■ Task details
Copy each line of the material beneath that holds the word "content".

■ Records shown
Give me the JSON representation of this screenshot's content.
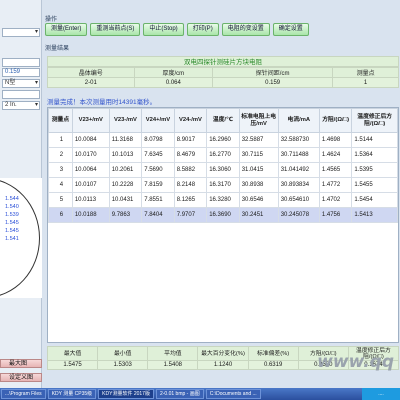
{
  "left_panel": {
    "inputs": [
      "0.159",
      "N型",
      "2 In."
    ],
    "plot_values": [
      "1.544",
      "1.540",
      "1.539",
      "1.545",
      "1.545",
      "1.541"
    ],
    "buttons": [
      "最大图",
      "设定义图"
    ]
  },
  "operations": {
    "label": "操作",
    "buttons": [
      "测量(Enter)",
      "重测当前点(S)",
      "中止(Stop)",
      "打印(P)",
      "电阻的变设置",
      "确定设置"
    ]
  },
  "results": {
    "label": "测量结果",
    "title": "双电四探针测硅片方块电阻",
    "headers": [
      "晶体编号",
      "厚度/cm",
      "探针间距/cm",
      "测量点"
    ],
    "values": [
      "2-01",
      "0.064",
      "0.159",
      "1"
    ]
  },
  "status_text": "测量完成！本次测量用时14391毫秒。",
  "grid": {
    "headers": [
      "测量点",
      "V23+/mV",
      "V23-/mV",
      "V24+/mV",
      "V24-/mV",
      "温度/℃",
      "标准电阻上电压/mV",
      "电流/mA",
      "方阻/(Ω/□)",
      "温度修正后方阻/(Ω/□)"
    ],
    "rows": [
      [
        "1",
        "10.0084",
        "11.3168",
        "8.0798",
        "8.9017",
        "16.2960",
        "32.5887",
        "32.588730",
        "1.4698",
        "1.5144"
      ],
      [
        "2",
        "10.0170",
        "10.1013",
        "7.6345",
        "8.4679",
        "16.2770",
        "30.7115",
        "30.711488",
        "1.4624",
        "1.5364"
      ],
      [
        "3",
        "10.0064",
        "10.2061",
        "7.5690",
        "8.5882",
        "16.3060",
        "31.0415",
        "31.041492",
        "1.4565",
        "1.5395"
      ],
      [
        "4",
        "10.0107",
        "10.2228",
        "7.8159",
        "8.2148",
        "16.3170",
        "30.8938",
        "30.893834",
        "1.4772",
        "1.5455"
      ],
      [
        "5",
        "10.0113",
        "10.0431",
        "7.8551",
        "8.1265",
        "16.3280",
        "30.6546",
        "30.654610",
        "1.4702",
        "1.5454"
      ],
      [
        "6",
        "10.0188",
        "9.7863",
        "7.8404",
        "7.9707",
        "16.3690",
        "30.2451",
        "30.245078",
        "1.4756",
        "1.5413"
      ]
    ]
  },
  "summary": {
    "headers": [
      "最大值",
      "最小值",
      "平均值",
      "最大百分变化(%)",
      "标准偏差(%)",
      "方阻/(Ω/□)",
      "温度修正后方阻/(Ω/□)"
    ],
    "values": [
      "1.5475",
      "1.5303",
      "1.5408",
      "1.1240",
      "0.6319",
      "0.2580",
      "0.1674"
    ]
  },
  "watermark": "www.qq",
  "taskbar": {
    "items": [
      "...\\Program Files",
      "KDY 测量 CP35级",
      "KDY测量软件 2017版",
      "2-0.01 bmp - 画图",
      "C:\\Documents and ..."
    ],
    "tray": "...."
  }
}
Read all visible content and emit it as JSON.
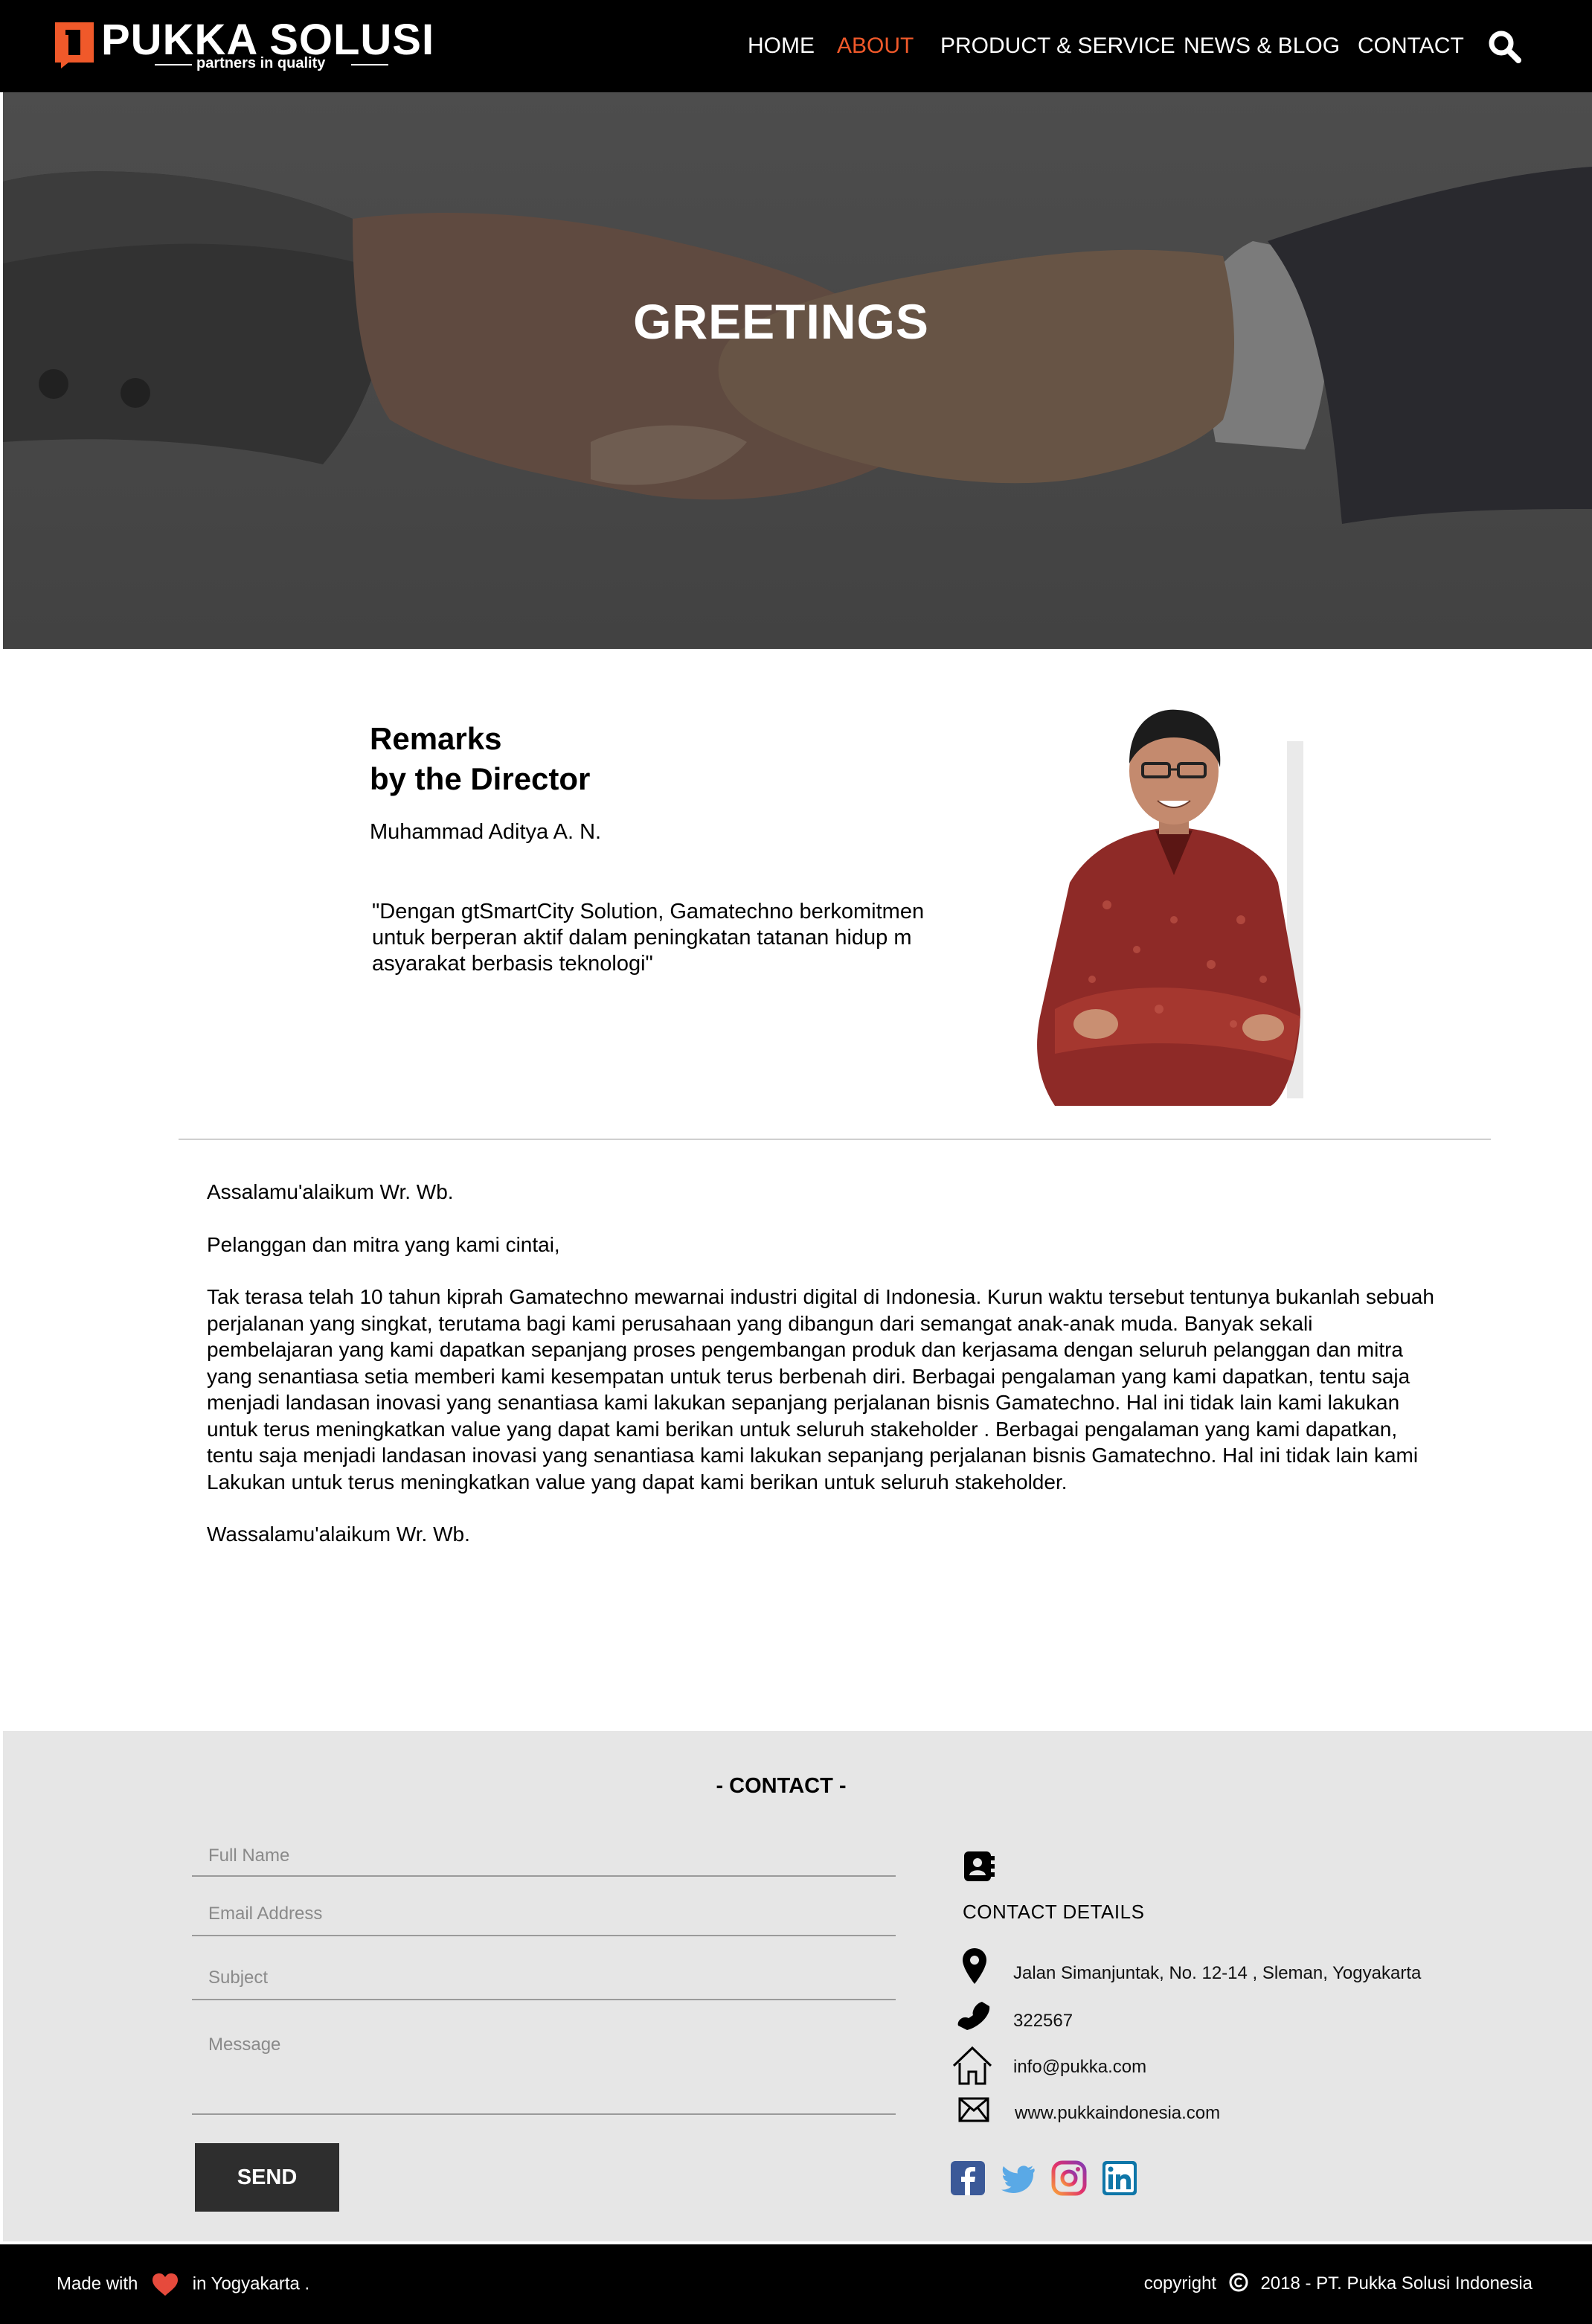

■ Exercise solution
Give me the JSON representation of this screenshot's content.
Read all visible content and emit it as JSON.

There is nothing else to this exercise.